A crypto wallet’s private keys can be put on a storage stick or a item of paper and simply removed from the country, with minimum trace of the whereabouts. There can be a high value in some crypto wallets, and the credit card debt may never be refunded, leading to a assertion of bankruptcy and a significant loss for the bank. The wallet still contains the crypto money Coinsbank bitcoin, and the owner can later access the private keys and use a local CC Exchange in a foreign country to convert and pocket the amount of money. A nefarious scenario indeed.
We are certainly not advocating this sort of illegal behavior, but the banks are aware of the probability and some of them want to shut it down. This can’t happen with debit cards as the banks are never out-of-pocket – the money comes away of your account immediately, and only if there is enough of your money there to begin with. We struggle to find any honesty in the bank’s story about curtailing wagering and risk taking.
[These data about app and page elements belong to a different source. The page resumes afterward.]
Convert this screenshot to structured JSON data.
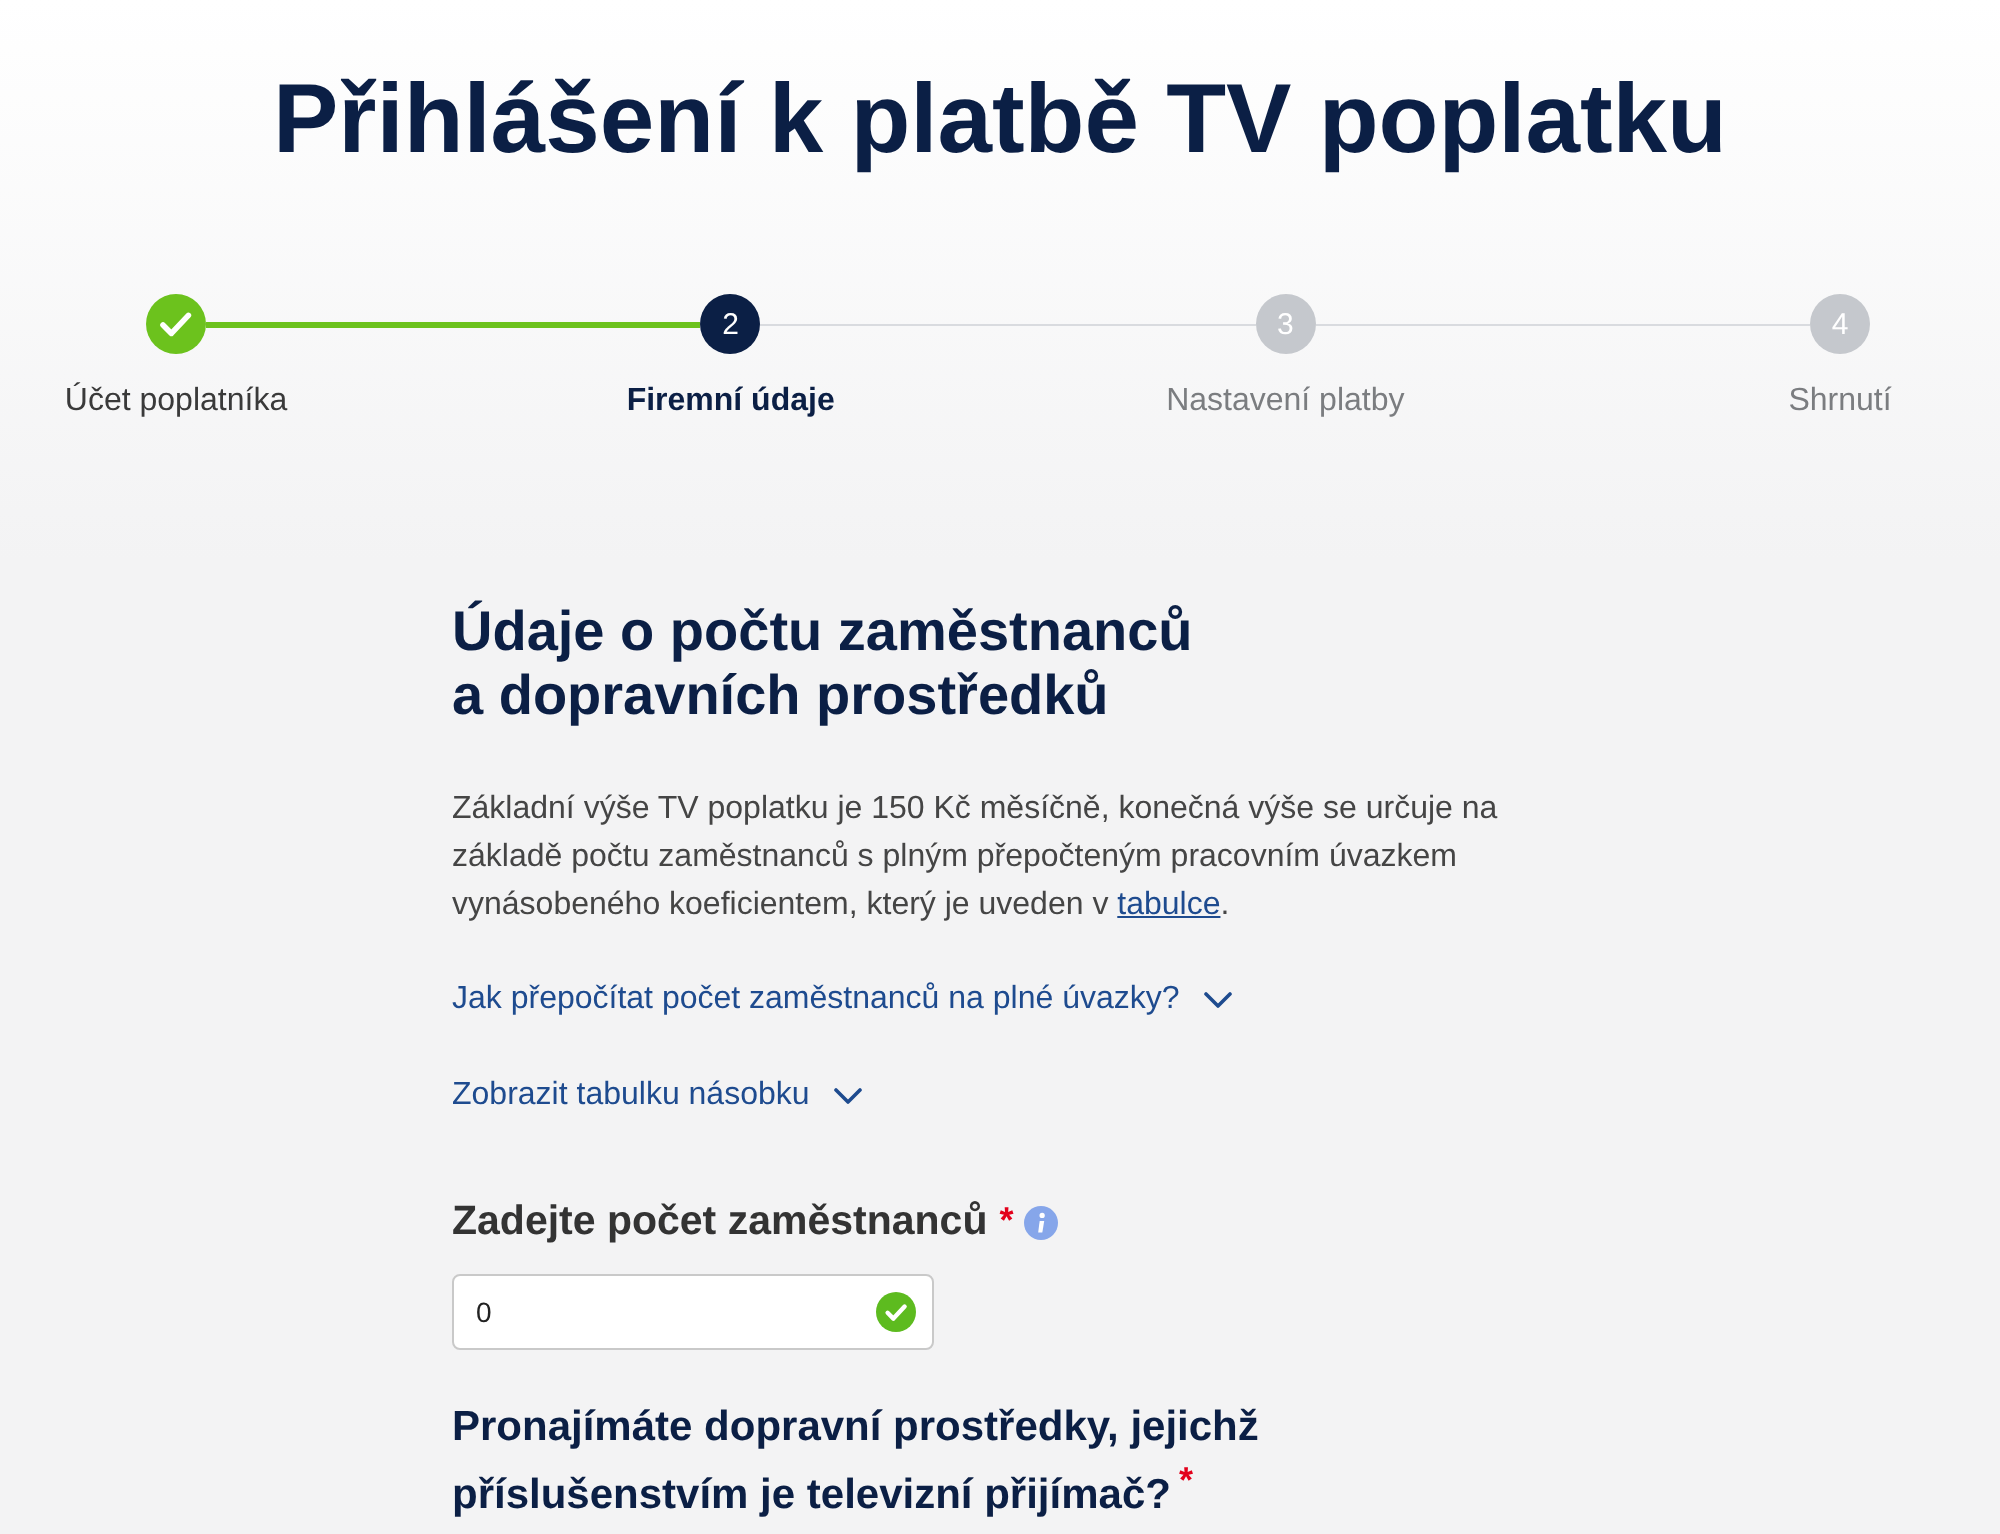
{
  "title": "Přihlášení k platbě TV poplatku",
  "steps": [
    {
      "label": "Účet poplatníka",
      "done": true,
      "selected": false
    },
    {
      "number": "2",
      "label": "Firemní údaje",
      "done": false,
      "selected": true
    },
    {
      "number": "3",
      "label": "Nastavení platby",
      "done": false,
      "selected": false
    },
    {
      "number": "4",
      "label": "Shrnutí",
      "done": false,
      "selected": false
    }
  ],
  "section": {
    "heading": "Údaje o počtu zaměstnanců\na dopravních prostředků",
    "intro": {
      "text": "Základní výše TV poplatku je 150 Kč měsíčně, konečná výše se určuje na základě počtu zaměstnanců s plným přepočteným pracovním úvazkem vynásobeného koeficientem, který je uveden v ",
      "link": "tabulce",
      "after": "."
    }
  },
  "toggles": [
    {
      "label": "Jak přepočítat počet zaměstnanců na plné úvazky?",
      "expanded": false
    },
    {
      "label": "Zobrazit tabulku násobku",
      "expanded": false
    }
  ],
  "employees_field": {
    "label": "Zadejte počet zaměstnanců",
    "required_mark": "*",
    "value": "0",
    "valid": true
  },
  "vehicles_question": {
    "label": "Pronajímáte dopravní prostředky, jejichž příslušenstvím je televizní přijímač?$^{*}$"
  }
}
It’s interesting that Canadian financial institutions are not jumping with this bandwagon, perhaps realizing that the mentioned reasons for doing so are bogus. The fallout out there actions is that investors and consumers are now aware that credit card providers and banks really do have the ability to restrict what you can purchase using their credit card. This is not how they advertise their cards, and it is likely a surprise to most users, who will be quite used to obtaining themselves what they will purchase, especially from CC Exchanges and all the other merchants who may have established Merchant Agreements with these banks. The Exchanges did nothing wrong – none have you – but fear and greed in the banking industry is leading to strange things to happen. This further illustrates the degree to which the banking industry feels threatened by Crypto Currencies.
At this stage there is little assistance, trust, or understanding between the fiat money world and the CC world. The CC world has no central controlling body where regulations can be implemented across the board, and this leaves each country round the world trying to figure out what to do. China has decided to ban CC’s, Singapore and Japan embrace them, and many other countries continue to be scratching their heads. The actual have in common is that they want to accumulate taxes on CC investment profits. This particular is not too unlike the early days of digital music, with the internet facilitating the unfettered proliferation and distribution of unlicensed music. Digital audio licensing schemes were eventually developed and accepted, as listeners were OK with paying something for their music, rather than unlimited pirating, and the music industry (artists, producers, record companies) were OK with sensible licensing fees rather than nothing. Can there be compromise later on of fiat and digital currencies? Since people across the world get more fed up with outrageous bank profits and bank overreach into their lives, there exists hope that consumers will be deemed with respect and not be forever saddled with high costs and unwarranted restrictions.
Crypto” – or “crypto currencies” – are a type of software system which provides transactional functionality to users through the Internet. The most important feature of the system is their decentralized nature – typically provided by the blockchain repository system.